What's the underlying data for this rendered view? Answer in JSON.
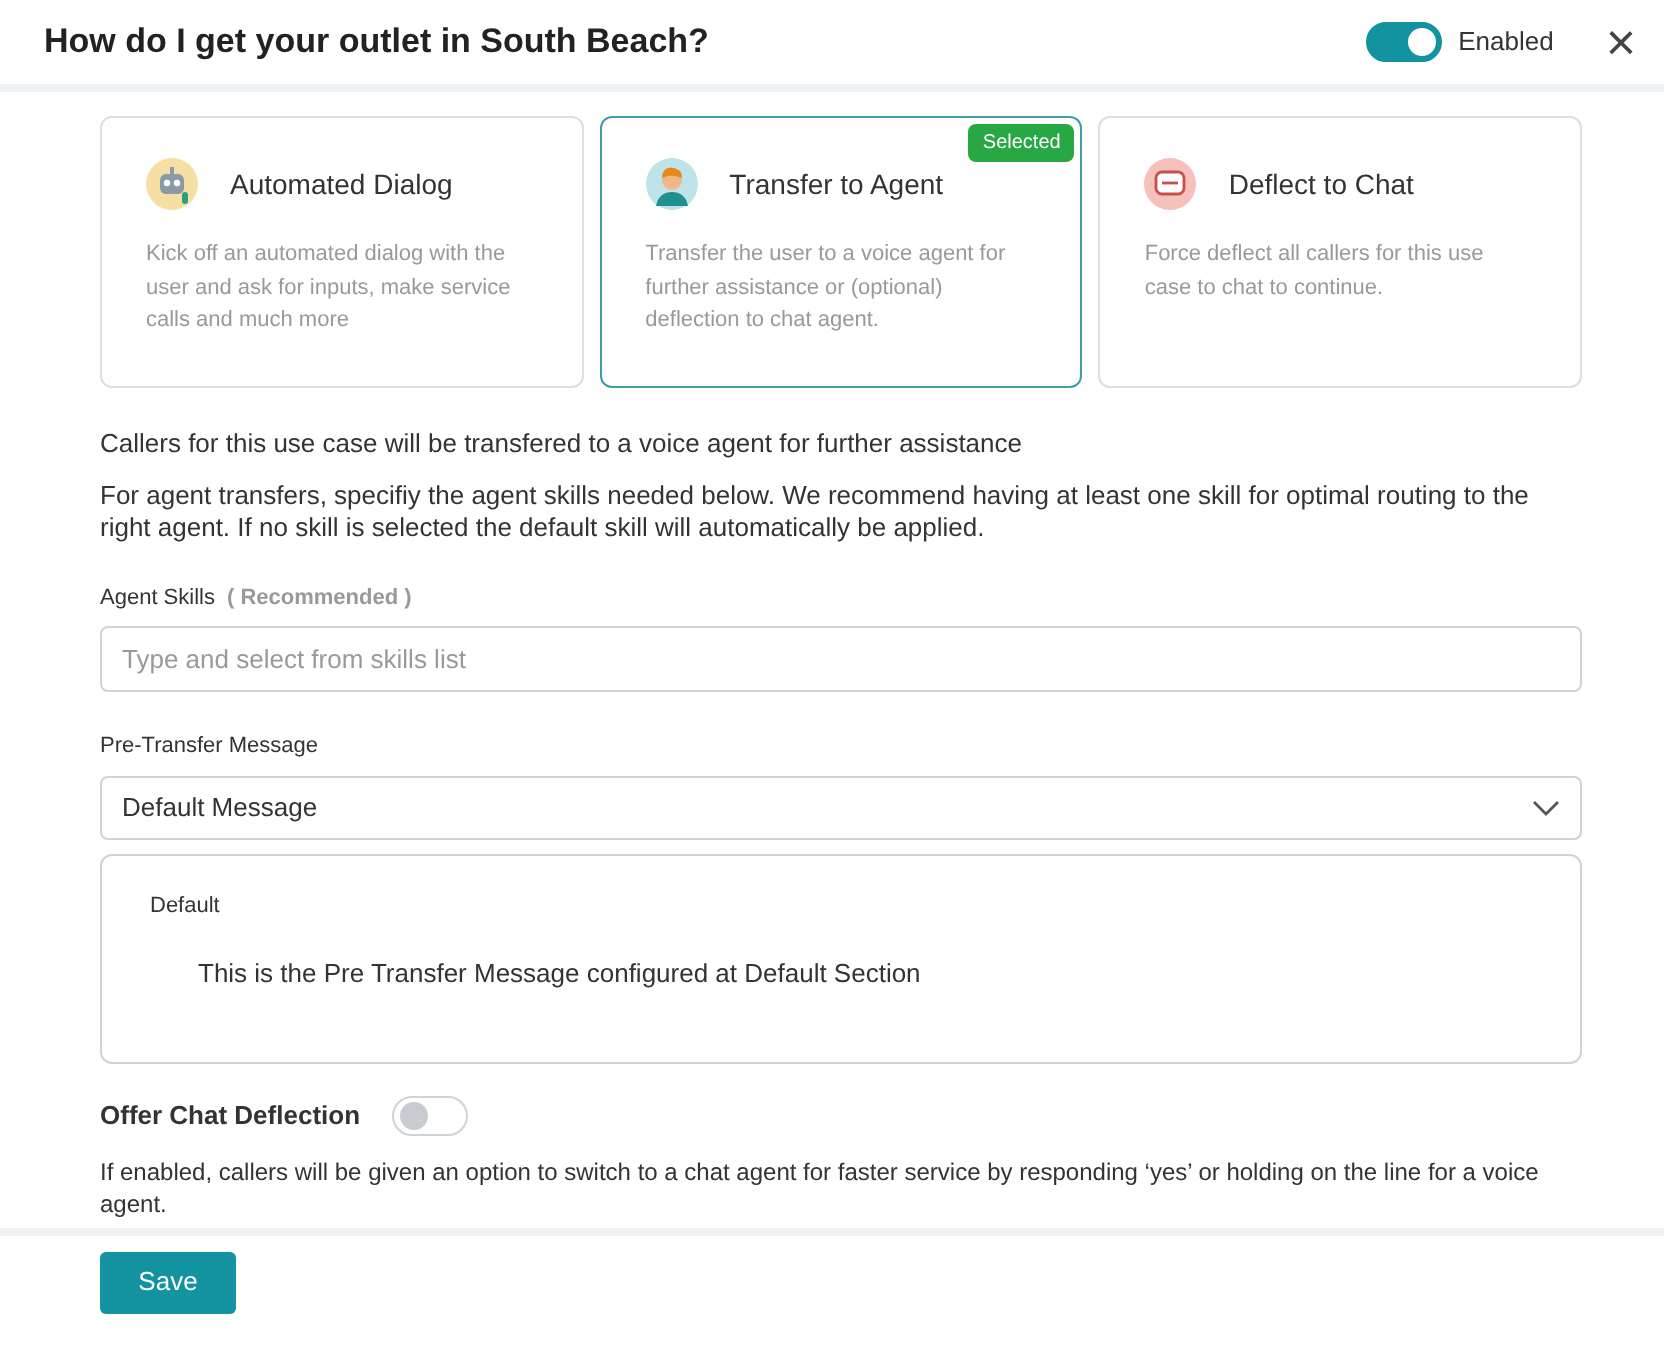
{
  "header": {
    "title": "How do I get your outlet in South Beach?",
    "toggle": {
      "on": true,
      "label": "Enabled"
    },
    "close": "×"
  },
  "options": [
    {
      "kind": "robot",
      "title": "Automated Dialog",
      "description": "Kick off an automated dialog with the user and ask for inputs, make service calls and much more",
      "selected": false
    },
    {
      "kind": "agent",
      "title": "Transfer to Agent",
      "description": "Transfer the user to a voice agent for further assistance or (optional) deflection to chat agent.",
      "selected": true,
      "badge": "Selected"
    },
    {
      "kind": "chat",
      "title": "Deflect to Chat",
      "description": "Force deflect all callers for this use case to chat to continue.",
      "selected": false
    }
  ],
  "summary": "Callers for this use case will be transfered to a voice agent for further assistance",
  "note": "For agent transfers, specifiy the agent skills needed below. We recommend having at least one skill for optimal routing to the right agent. If no skill is selected the default skill will automatically be applied.",
  "skills": {
    "label": "Agent Skills",
    "hint": "( Recommended )",
    "placeholder": "Type and select from skills list"
  },
  "message": {
    "label": "Pre-Transfer Message",
    "value": "Default Message",
    "preview_title": "Default",
    "preview_text": "This is the Pre Transfer Message configured at Default Section"
  },
  "deflection": {
    "label": "Offer Chat Deflection",
    "on": false,
    "help": "If enabled, callers will be given an option to switch to a chat agent for faster service by responding ‘yes’ or holding on the line for a voice agent."
  },
  "save": "Save"
}
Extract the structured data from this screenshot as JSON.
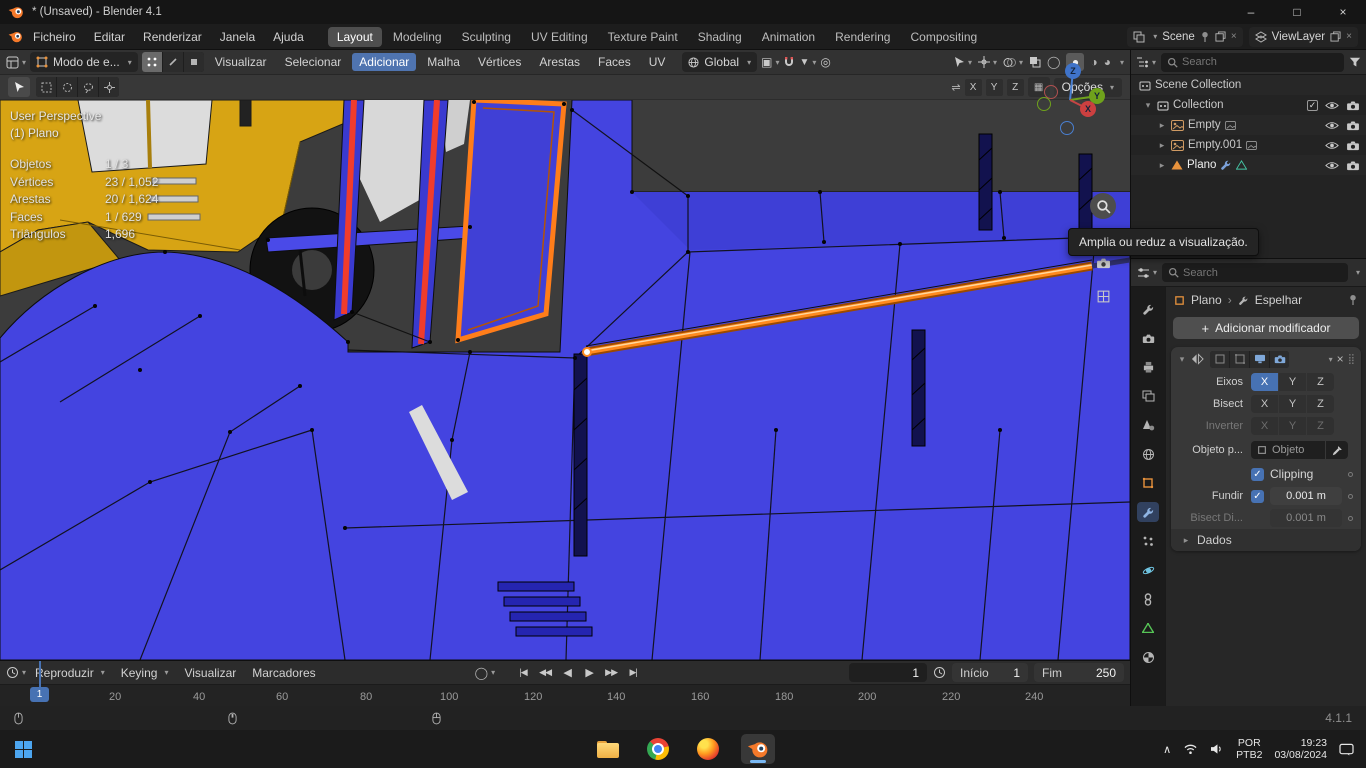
{
  "colors": {
    "accent_blue": "#4772b3",
    "selection_orange": "#ff8a1e",
    "edge_red": "#f03c2c",
    "mesh_blue": "#4444e0",
    "machine_yellow": "#d7a414"
  },
  "titlebar": {
    "title": "* (Unsaved) - Blender 4.1"
  },
  "menubar": {
    "menus": [
      "Ficheiro",
      "Editar",
      "Renderizar",
      "Janela",
      "Ajuda"
    ],
    "workspaces": [
      "Layout",
      "Modeling",
      "Sculpting",
      "UV Editing",
      "Texture Paint",
      "Shading",
      "Animation",
      "Rendering",
      "Compositing"
    ],
    "scene": "Scene",
    "view_layer": "ViewLayer"
  },
  "viewport_header": {
    "mode": "Modo de e...",
    "menus": [
      "Visualizar",
      "Selecionar",
      "Adicionar",
      "Malha",
      "Vértices",
      "Arestas",
      "Faces",
      "UV"
    ],
    "orientation": "Global",
    "axes": [
      "X",
      "Y",
      "Z"
    ],
    "options": "Opções"
  },
  "viewport": {
    "view_label": "User Perspective",
    "object_label": "(1) Plano",
    "stats": [
      {
        "label": "Objetos",
        "value": "1 / 3"
      },
      {
        "label": "Vértices",
        "value": "23 / 1,052"
      },
      {
        "label": "Arestas",
        "value": "20 / 1,624"
      },
      {
        "label": "Faces",
        "value": "1 / 629"
      },
      {
        "label": "Triângulos",
        "value": "1,696"
      }
    ],
    "tooltip": "Amplia ou reduz a visualização.",
    "gizmo": {
      "x": "X",
      "y": "Y",
      "z": "Z"
    }
  },
  "outliner": {
    "search_placeholder": "Search",
    "rows": [
      {
        "label": "Scene Collection"
      },
      {
        "label": "Collection"
      },
      {
        "label": "Empty"
      },
      {
        "label": "Empty.001"
      },
      {
        "label": "Plano"
      }
    ]
  },
  "properties": {
    "search_placeholder": "Search",
    "breadcrumb": {
      "object": "Plano",
      "modifier": "Espelhar"
    },
    "add_modifier": "Adicionar modificador",
    "mirror": {
      "axes": [
        "X",
        "Y",
        "Z"
      ],
      "axes_label": "Eixos",
      "bisect_label": "Bisect",
      "flip_label": "Inverter",
      "object_label": "Objeto p...",
      "object_value": "Objeto",
      "clipping_label": "Clipping",
      "merge_label": "Fundir",
      "merge_value": "0.001 m",
      "bisect_dist_label": "Bisect Di...",
      "bisect_dist_value": "0.001 m",
      "data_label": "Dados"
    }
  },
  "timeline": {
    "menus": [
      "Reproduzir",
      "Keying",
      "Visualizar",
      "Marcadores"
    ],
    "current_frame": "1",
    "start_label": "Início",
    "start_value": "1",
    "end_label": "Fim",
    "end_value": "250",
    "playhead": "1",
    "ruler": [
      "20",
      "40",
      "60",
      "80",
      "100",
      "120",
      "140",
      "160",
      "180",
      "200",
      "220",
      "240"
    ]
  },
  "statusbar": {
    "version": "4.1.1"
  },
  "taskbar": {
    "lang_top": "POR",
    "lang_bottom": "PTB2",
    "time": "19:23",
    "date": "03/08/2024"
  }
}
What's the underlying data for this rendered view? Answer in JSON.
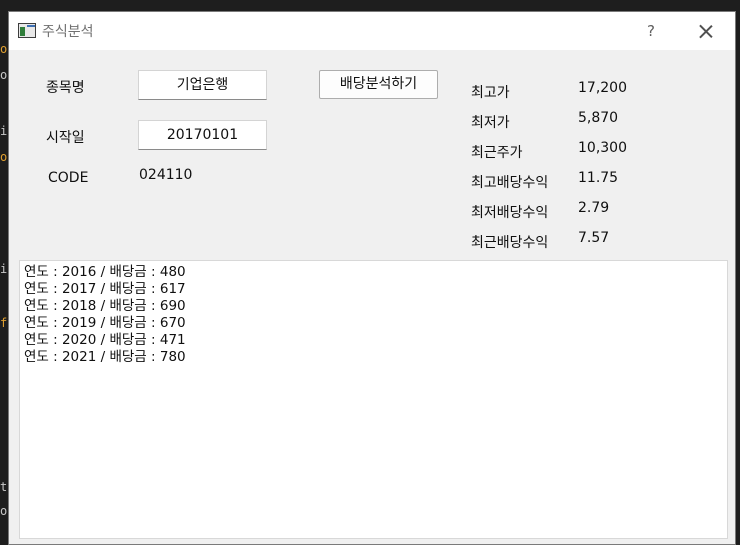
{
  "window": {
    "title": "주식분석",
    "help_label": "?"
  },
  "form": {
    "stock_name_label": "종목명",
    "stock_name_value": "기업은행",
    "start_date_label": "시작일",
    "start_date_value": "20170101",
    "code_label": "CODE",
    "code_value": "024110",
    "analyze_button_label": "배당분석하기"
  },
  "stats": [
    {
      "label": "최고가",
      "value": "17,200"
    },
    {
      "label": "최저가",
      "value": "5,870"
    },
    {
      "label": "최근주가",
      "value": "10,300"
    },
    {
      "label": "최고배당수익",
      "value": "11.75"
    },
    {
      "label": "최저배당수익",
      "value": "2.79"
    },
    {
      "label": "최근배당수익",
      "value": "7.57"
    }
  ],
  "output_lines": [
    "연도 : 2016 / 배당금 : 480",
    "연도 : 2017 / 배당금 : 617",
    "연도 : 2018 / 배당금 : 690",
    "연도 : 2019 / 배당금 : 670",
    "연도 : 2020 / 배당금 : 471",
    "연도 : 2021 / 배당금 : 780"
  ]
}
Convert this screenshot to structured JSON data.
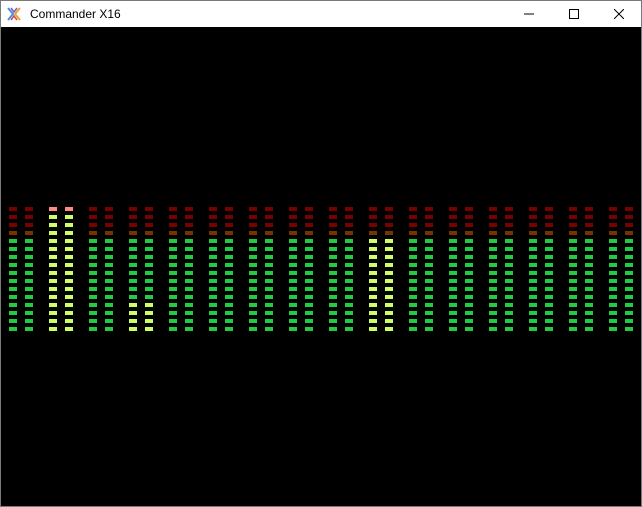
{
  "window": {
    "title": "Commander X16",
    "app_icon": "x16-logo-icon",
    "controls": [
      "minimize-icon",
      "maximize-icon",
      "close-icon"
    ]
  },
  "colors": {
    "off_red": "#7a0000",
    "off_orange": "#7a3000",
    "on_green": "#22cc44",
    "on_lime": "#ccff66",
    "on_pink": "#ff8888",
    "background": "#000000"
  },
  "meters": {
    "segments_per_bar": 16,
    "bars_per_channel": 2,
    "channels": [
      {
        "bars": [
          {
            "level": 12
          },
          {
            "level": 12
          }
        ]
      },
      {
        "bars": [
          {
            "level": 16,
            "peak": 16
          },
          {
            "level": 16,
            "peak": 16
          }
        ]
      },
      {
        "bars": [
          {
            "level": 12
          },
          {
            "level": 12
          }
        ]
      },
      {
        "bars": [
          {
            "level": 12,
            "peak": 4
          },
          {
            "level": 12,
            "peak": 4
          }
        ]
      },
      {
        "bars": [
          {
            "level": 12
          },
          {
            "level": 12
          }
        ]
      },
      {
        "bars": [
          {
            "level": 12
          },
          {
            "level": 12
          }
        ]
      },
      {
        "bars": [
          {
            "level": 12
          },
          {
            "level": 12
          }
        ]
      },
      {
        "bars": [
          {
            "level": 12
          },
          {
            "level": 12
          }
        ]
      },
      {
        "bars": [
          {
            "level": 12
          },
          {
            "level": 12
          }
        ]
      },
      {
        "bars": [
          {
            "level": 12,
            "peak": 12
          },
          {
            "level": 12,
            "peak": 12
          }
        ]
      },
      {
        "bars": [
          {
            "level": 12
          },
          {
            "level": 12
          }
        ]
      },
      {
        "bars": [
          {
            "level": 12
          },
          {
            "level": 12
          }
        ]
      },
      {
        "bars": [
          {
            "level": 12
          },
          {
            "level": 12
          }
        ]
      },
      {
        "bars": [
          {
            "level": 12
          },
          {
            "level": 12
          }
        ]
      },
      {
        "bars": [
          {
            "level": 12
          },
          {
            "level": 12
          }
        ]
      },
      {
        "bars": [
          {
            "level": 12
          },
          {
            "level": 12
          }
        ]
      }
    ]
  }
}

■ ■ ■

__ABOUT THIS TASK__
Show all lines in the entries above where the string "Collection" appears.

__RESPONSE AREA__
        "label": "Scene Collection"
        "label": "Collection"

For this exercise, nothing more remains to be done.